From Rev Teresa Stewart-Sykes and Rev Sorrel Shamel-Wood


We’ve been having some lovely sunny days recently and some terrific thunderstorms! As I write, I’m keeping an eye on the forecast for the Church Fete at Drayton St Leonard! My colleague, Rev Sorrel Shamel Wood, has been reflecting on weather themed summer days and intriguingly ‘Alice’s Day’.


This is what Rev Sorrel writes:

The Christian calendar has included special saints’ days for many centuries, and July includes St Swithun’s Day on July the 15th. Perhaps you have heard of the legend, that if it rains on St Swithun’s Day, it will rain for forty days, but if it is dry on St Swithun’s Day then it will remain dry for forty days! Is the legend true? Well, perhaps you can test it this year and let me know!


However, the day which most captured my imagination when I was writing this article is “Alice’s Day”, on July the 1st. Alice’s Day celebrates the story of Alice in Wonderland, and of course being so close to Oxford, there are plenty of opportunities for us to celebrate: for example, the Story Museum hosts a special programme of events including puppets, trails and games. Charles Dodgson, aka Lewis Carroll (1832-98) was a fellow at Christ Church, Oxford and the idea for the story of Alice in Wonderland came to him while punting past Christ Church on the river Thames (or Isis, as it’s known in Oxford) towards Godstow Abbey.

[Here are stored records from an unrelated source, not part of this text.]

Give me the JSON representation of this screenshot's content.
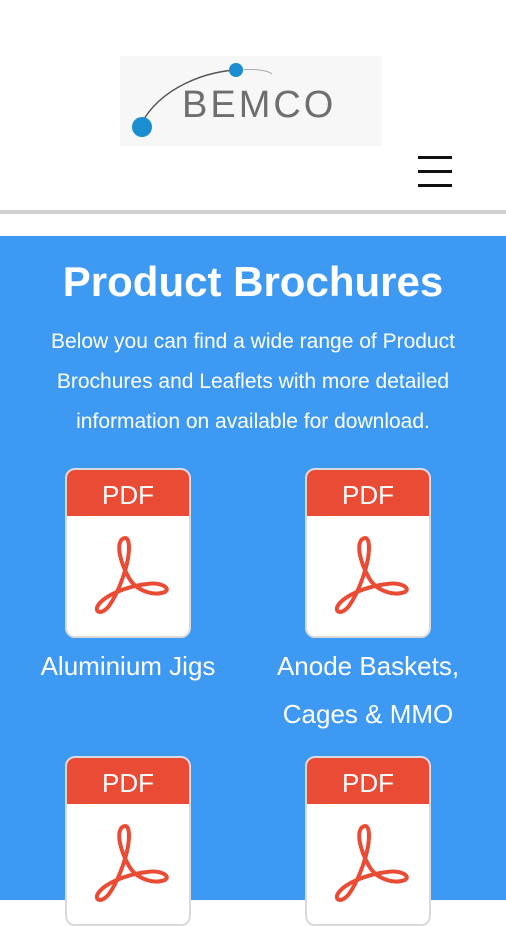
{
  "header": {
    "logo_text": "BEMCO",
    "menu_icon": "hamburger-menu-icon"
  },
  "main": {
    "title": "Product Brochures",
    "intro": "Below you can find a wide range of Product Brochures and Leaflets with more detailed information on available for download."
  },
  "brochures": [
    {
      "badge": "PDF",
      "label": "Aluminium Jigs"
    },
    {
      "badge": "PDF",
      "label": "Anode Baskets, Cages & MMO"
    },
    {
      "badge": "PDF",
      "label": ""
    },
    {
      "badge": "PDF",
      "label": ""
    }
  ],
  "colors": {
    "accent_blue": "#3d99f2",
    "pdf_red": "#e94b35",
    "logo_blue": "#1a8ed1"
  }
}
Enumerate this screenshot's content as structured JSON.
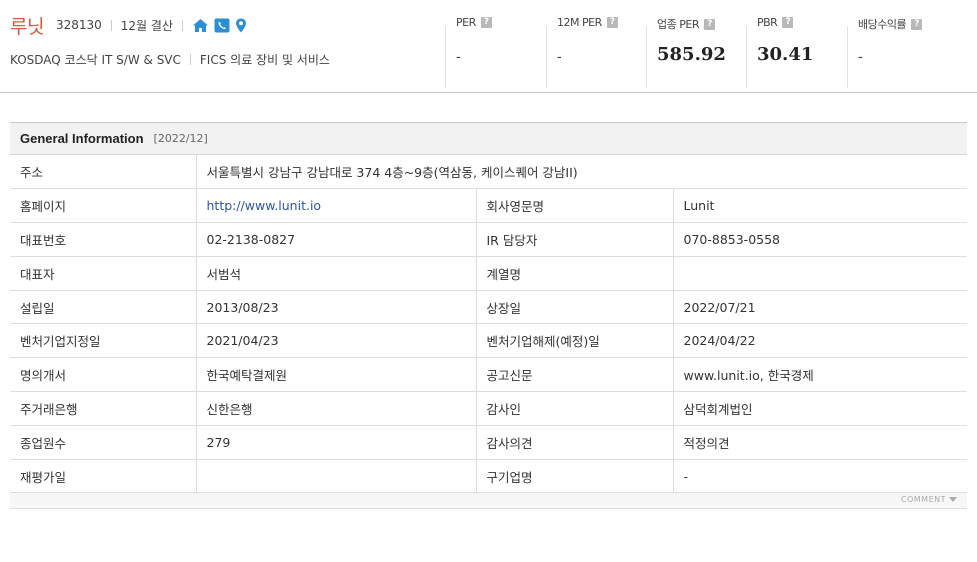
{
  "company": {
    "name": "루닛",
    "code": "328130",
    "settlement": "12월 결산",
    "market": "KOSDAQ  코스닥 IT S/W & SVC",
    "fics": "FICS 의료 장비 및 서비스",
    "icons": [
      "home-icon",
      "phone-icon",
      "location-icon"
    ],
    "name_color": "#e0573c",
    "icon_color": "#2b8fd1"
  },
  "metrics": [
    {
      "label": "PER",
      "value": "-"
    },
    {
      "label": "12M PER",
      "value": "-"
    },
    {
      "label": "업종 PER",
      "value": "585.92"
    },
    {
      "label": "PBR",
      "value": "30.41"
    },
    {
      "label": "배당수익률",
      "value": "-"
    }
  ],
  "help_glyph": "?",
  "general": {
    "title": "General Information",
    "date": "[2022/12]",
    "address_label": "주소",
    "address_value": "서울특별시 강남구 강남대로 374 4층~9층(역삼동, 케이스퀘어 강남II)",
    "rows": [
      {
        "l1": "홈페이지",
        "v1": "http://www.lunit.io",
        "l2": "회사영문명",
        "v2": "Lunit"
      },
      {
        "l1": "대표번호",
        "v1": "02-2138-0827",
        "l2": "IR 담당자",
        "v2": "070-8853-0558"
      },
      {
        "l1": "대표자",
        "v1": "서범석",
        "l2": "계열명",
        "v2": ""
      },
      {
        "l1": "설립일",
        "v1": "2013/08/23",
        "l2": "상장일",
        "v2": "2022/07/21"
      },
      {
        "l1": "벤처기업지정일",
        "v1": "2021/04/23",
        "l2": "벤처기업해제(예정)일",
        "v2": "2024/04/22"
      },
      {
        "l1": "명의개서",
        "v1": "한국예탁결제원",
        "l2": "공고신문",
        "v2": "www.lunit.io, 한국경제"
      },
      {
        "l1": "주거래은행",
        "v1": "신한은행",
        "l2": "감사인",
        "v2": "삼덕회계법인"
      },
      {
        "l1": "종업원수",
        "v1": "279",
        "l2": "감사의견",
        "v2": "적정의견"
      },
      {
        "l1": "재평가일",
        "v1": "",
        "l2": "구기업명",
        "v2": "-"
      }
    ],
    "comment_label": "COMMENT"
  }
}
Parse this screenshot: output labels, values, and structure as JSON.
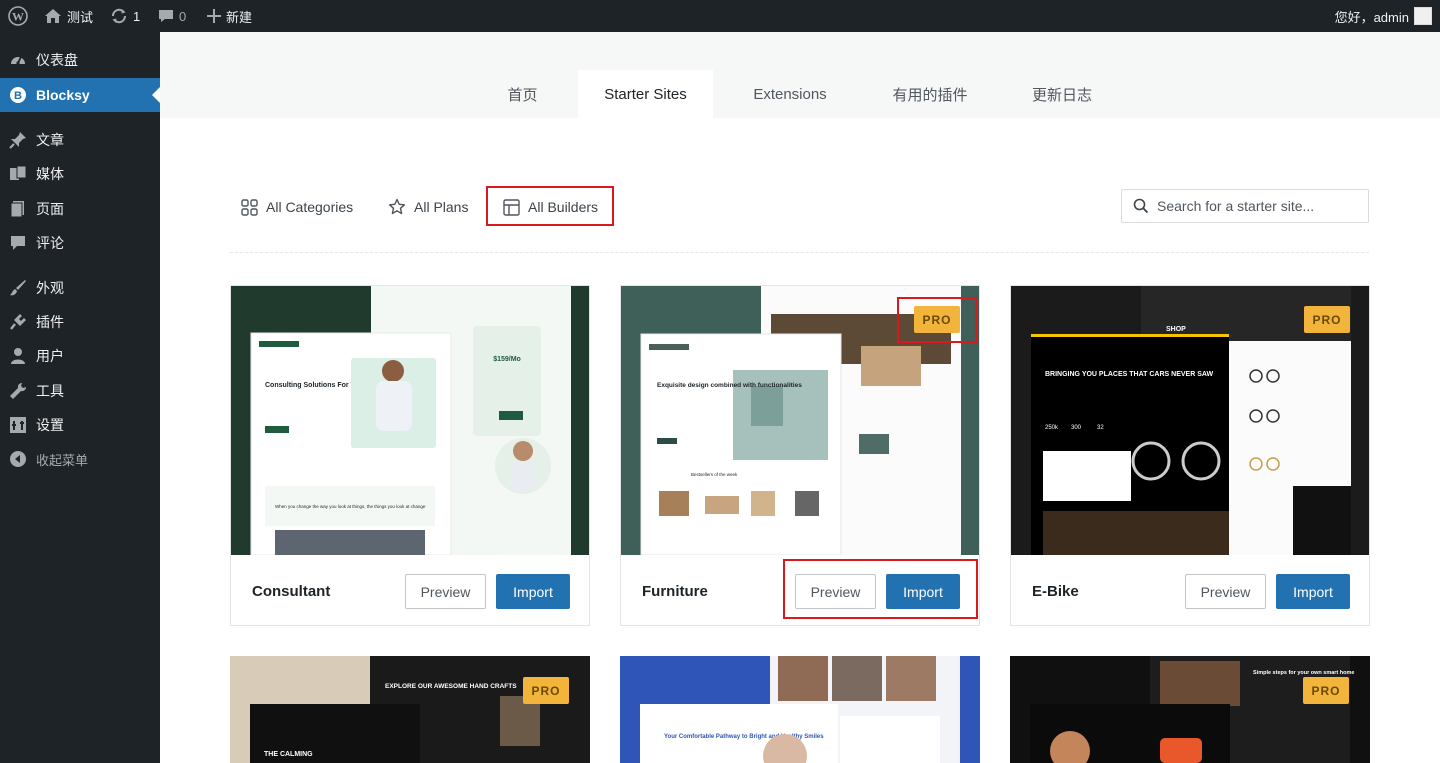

Some of Lewis Carroll’s ideas for Alice in Wonderland were inspired by Medieval Christianity. For example, the way that she falls down a hole at the beginning of the story was inspired by the legend of St Frideswide and the holy well at Binsey. The alarming and aggressive “off with your head!” refrain from the Queen of Hearts may have been inspired by Godstow Abbey, at the end of Lewis Carroll’s boat ride, and its dissolution by Henry VIII during the Reformation.


Stories, such as “Alice in Wonderland” capture the imagination and stand the test of time. Why? Because not only do they offer a glimpse of a fantastical reality beyond the normality of our everyday lives, but they also offer structure and resolution: they have a beginning, a middle and an end. As humans, we can find life confusing and chaotic at times, so shaping it into a story and taking control of our own story can be very helpful: who am I? Where am I going? What has brought me to this point? How do I hope things will change, and ultimately resolve?


The bible is, in my opinion, the greatest story ever told. It follows the adventures of humanity from their beginning, through many trials and challenges, to the ultimate happy ending through the life, death and resurrection of Jesus Christ and his promise to return in the future. Much of Western literature has found deep inspiration in the pages of the bible, from its deep poetry to its sacrificial, redemptive hero narrative and, like Lewis Carroll, many writers have also found inspiration in the history of medieval Christianity. Here in the Dorchester Ministry Team, we have many beautiful historic churches right on our doorstep. Why not pay us a visit this summer, and find some inspiration for the start of your own story! Who knows? One day it may even get its own “day”!



Some of the historical information from this article derives from “Alice in Medieval Oxford” by Andrew Dunning: https://blogs.bodleian.ox.ac.uk/theconveyor/alice-in-medieval-oxford/